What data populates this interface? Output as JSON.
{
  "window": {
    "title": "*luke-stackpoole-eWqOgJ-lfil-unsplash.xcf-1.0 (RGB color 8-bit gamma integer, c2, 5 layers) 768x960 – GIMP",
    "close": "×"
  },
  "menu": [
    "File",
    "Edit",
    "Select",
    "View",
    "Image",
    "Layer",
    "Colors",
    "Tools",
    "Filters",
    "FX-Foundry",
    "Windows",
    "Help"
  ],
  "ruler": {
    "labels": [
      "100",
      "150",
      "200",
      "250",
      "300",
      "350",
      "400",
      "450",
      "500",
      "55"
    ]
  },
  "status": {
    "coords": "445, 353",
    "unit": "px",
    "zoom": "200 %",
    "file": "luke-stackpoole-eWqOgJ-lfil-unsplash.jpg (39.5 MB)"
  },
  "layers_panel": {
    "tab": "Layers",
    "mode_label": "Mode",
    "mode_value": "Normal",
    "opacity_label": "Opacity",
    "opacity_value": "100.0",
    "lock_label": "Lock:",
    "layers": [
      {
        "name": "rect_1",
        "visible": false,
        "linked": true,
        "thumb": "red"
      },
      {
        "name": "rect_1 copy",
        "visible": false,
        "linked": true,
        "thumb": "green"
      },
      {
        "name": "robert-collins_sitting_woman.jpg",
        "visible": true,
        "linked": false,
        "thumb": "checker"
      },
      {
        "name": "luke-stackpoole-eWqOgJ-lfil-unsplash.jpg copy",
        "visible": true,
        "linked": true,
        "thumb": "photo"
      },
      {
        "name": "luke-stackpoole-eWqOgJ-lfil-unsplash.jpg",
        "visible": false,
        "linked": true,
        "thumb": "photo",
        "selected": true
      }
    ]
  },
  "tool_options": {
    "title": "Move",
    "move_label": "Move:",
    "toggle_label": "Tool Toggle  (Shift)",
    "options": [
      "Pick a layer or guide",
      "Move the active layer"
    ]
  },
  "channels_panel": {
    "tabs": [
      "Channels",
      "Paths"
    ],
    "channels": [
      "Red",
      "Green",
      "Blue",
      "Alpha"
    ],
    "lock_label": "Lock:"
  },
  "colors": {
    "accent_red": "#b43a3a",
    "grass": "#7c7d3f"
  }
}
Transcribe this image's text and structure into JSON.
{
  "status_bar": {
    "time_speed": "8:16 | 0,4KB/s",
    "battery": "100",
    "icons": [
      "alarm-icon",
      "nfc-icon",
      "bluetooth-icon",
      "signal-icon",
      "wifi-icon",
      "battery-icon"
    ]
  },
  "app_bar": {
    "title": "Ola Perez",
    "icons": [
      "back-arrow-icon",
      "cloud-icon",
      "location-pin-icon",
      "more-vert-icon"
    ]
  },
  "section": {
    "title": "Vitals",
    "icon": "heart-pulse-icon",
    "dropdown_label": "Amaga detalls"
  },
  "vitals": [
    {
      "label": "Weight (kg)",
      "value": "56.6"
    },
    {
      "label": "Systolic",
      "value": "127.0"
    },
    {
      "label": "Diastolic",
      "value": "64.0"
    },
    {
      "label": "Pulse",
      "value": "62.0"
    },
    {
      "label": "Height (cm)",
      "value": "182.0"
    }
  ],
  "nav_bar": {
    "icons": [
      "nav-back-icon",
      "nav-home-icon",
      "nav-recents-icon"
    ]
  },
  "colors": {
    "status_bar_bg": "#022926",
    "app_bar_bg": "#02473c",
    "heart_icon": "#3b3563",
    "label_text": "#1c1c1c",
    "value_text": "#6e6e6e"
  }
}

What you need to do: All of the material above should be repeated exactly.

Your solution:
What data populates this interface? Output as JSON.
{
  "window": {
    "title": "*luke-stackpoole-eWqOgJ-lfil-unsplash.xcf-1.0 (RGB color 8-bit gamma integer, c2, 5 layers) 768x960 – GIMP",
    "close": "×"
  },
  "menu": [
    "File",
    "Edit",
    "Select",
    "View",
    "Image",
    "Layer",
    "Colors",
    "Tools",
    "Filters",
    "FX-Foundry",
    "Windows",
    "Help"
  ],
  "ruler": {
    "labels": [
      "100",
      "150",
      "200",
      "250",
      "300",
      "350",
      "400",
      "450",
      "500",
      "55"
    ]
  },
  "status": {
    "coords": "445, 353",
    "unit": "px",
    "zoom": "200 %",
    "file": "luke-stackpoole-eWqOgJ-lfil-unsplash.jpg (39.5 MB)"
  },
  "layers_panel": {
    "tab": "Layers",
    "mode_label": "Mode",
    "mode_value": "Normal",
    "opacity_label": "Opacity",
    "opacity_value": "100.0",
    "lock_label": "Lock:",
    "layers": [
      {
        "name": "rect_1",
        "visible": false,
        "linked": true,
        "thumb": "red"
      },
      {
        "name": "rect_1 copy",
        "visible": false,
        "linked": true,
        "thumb": "green"
      },
      {
        "name": "robert-collins_sitting_woman.jpg",
        "visible": true,
        "linked": false,
        "thumb": "checker"
      },
      {
        "name": "luke-stackpoole-eWqOgJ-lfil-unsplash.jpg copy",
        "visible": true,
        "linked": true,
        "thumb": "photo"
      },
      {
        "name": "luke-stackpoole-eWqOgJ-lfil-unsplash.jpg",
        "visible": false,
        "linked": true,
        "thumb": "photo",
        "selected": true
      }
    ]
  },
  "tool_options": {
    "title": "Move",
    "move_label": "Move:",
    "toggle_label": "Tool Toggle  (Shift)",
    "options": [
      "Pick a layer or guide",
      "Move the active layer"
    ]
  },
  "channels_panel": {
    "tabs": [
      "Channels",
      "Paths"
    ],
    "channels": [
      "Red",
      "Green",
      "Blue",
      "Alpha"
    ],
    "lock_label": "Lock:"
  },
  "colors": {
    "accent_red": "#b43a3a",
    "grass": "#7c7d3f"
  }
}
Transcribe this image's text and structure into JSON.
{
  "status_bar": {
    "time_speed": "8:16 | 0,4KB/s",
    "battery": "100",
    "icons": [
      "alarm-icon",
      "nfc-icon",
      "bluetooth-icon",
      "signal-icon",
      "wifi-icon",
      "battery-icon"
    ]
  },
  "app_bar": {
    "title": "Ola Perez",
    "icons": [
      "back-arrow-icon",
      "cloud-icon",
      "location-pin-icon",
      "more-vert-icon"
    ]
  },
  "section": {
    "title": "Vitals",
    "icon": "heart-pulse-icon",
    "dropdown_label": "Amaga detalls"
  },
  "vitals": [
    {
      "label": "Weight (kg)",
      "value": "56.6"
    },
    {
      "label": "Systolic",
      "value": "127.0"
    },
    {
      "label": "Diastolic",
      "value": "64.0"
    },
    {
      "label": "Pulse",
      "value": "62.0"
    },
    {
      "label": "Height (cm)",
      "value": "182.0"
    }
  ],
  "nav_bar": {
    "icons": [
      "nav-back-icon",
      "nav-home-icon",
      "nav-recents-icon"
    ]
  },
  "colors": {
    "status_bar_bg": "#022926",
    "app_bar_bg": "#02473c",
    "heart_icon": "#3b3563",
    "label_text": "#1c1c1c",
    "value_text": "#6e6e6e"
  }
}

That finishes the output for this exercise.